Nuclear magnetic resonance spectroscopic and computational investigations of chloroperoxidase catalyzed regio- and enantio-selective transformations
Chloroperoxidase (CPO) is the most versatile heme-containing enzyme that catalyzes a broad spectrum of reactions. The remarkable feature of this enzyme is the high regio- and enantio-selectivity exhibited in CPO-catalyzed oxidation reactions. The aim of this dissertation is to elucidate the structural basis for regio- and enantio-selective transformations and investigate the application of CPO in biodegradation of synthetic dyes. To unravel the mechanism of CPO-catalyzed regioselective oxidation of indole, the dissertation explored the structure of CPO-indole complex using paramagnetic relaxation and molecular modeling. The distances between the protons of indole and the heme iron revealed that the pyrrole ring of indole is oriented toward the heme with its 2-H pointing directly at the heme iron. This provides the first experimental and theoretical explanation for the "unexpected" regioselectivity of CPO-catalyzed indole oxidation. Furthermore, the residues including Leu 70, Phe 103, Ile 179, Val 182, Glu 183, and Phe 186 were found essential to the substrate binding to CPO. These results will serve as a lighthouse in guiding the design of CPO mutants with tailor-made activities for biotechnological applications. To understand the origin of the enantioselectivity of CPO-catalyzed oxidation reactions, the interactions of CPO with substrates such as 2-(methylthio)thiophene were investigated by nuclear magnetic resonance spectroscopy (NMR) and computational techniques. In particular, the enantioselectivity is partly explained by the binding orientation of substrates. In third facet of this dissertation, a green and efficient system for degradation of synthetic dyes was developed. Several commercial dyes such as orange G were tested in the CPO-H2O 2-Cl- system, where degradation of these dyes was found very efficient. The presence of halide ions and acidic pH were found necessary to the decomposition of dyes. Significantly, the results revealed that this degradation of azo dyes involves a ferric hypochlorite intermediate of CPO (Fe-OCl), compound X.

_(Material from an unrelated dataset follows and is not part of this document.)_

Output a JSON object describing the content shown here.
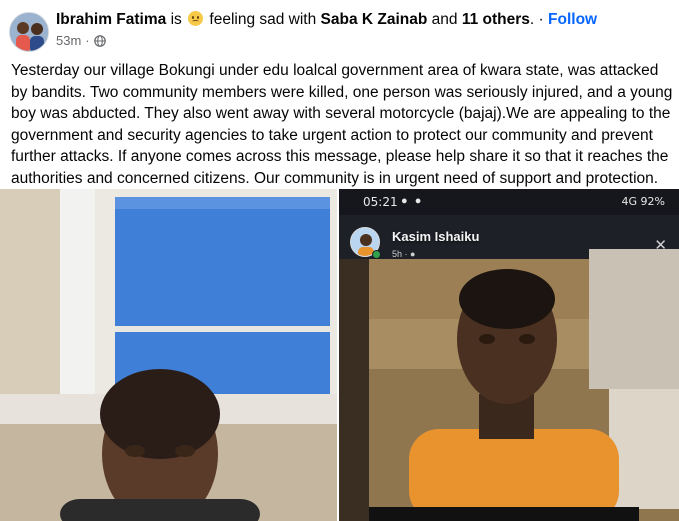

Zhang, Rui, "Nuclear magnetic resonance spectroscopic and computational investigations of chloroperoxidase catalyzed regio- and enantio-selective transformations" (2013). ProQuest ETD Collection for FIU. AAI3567374.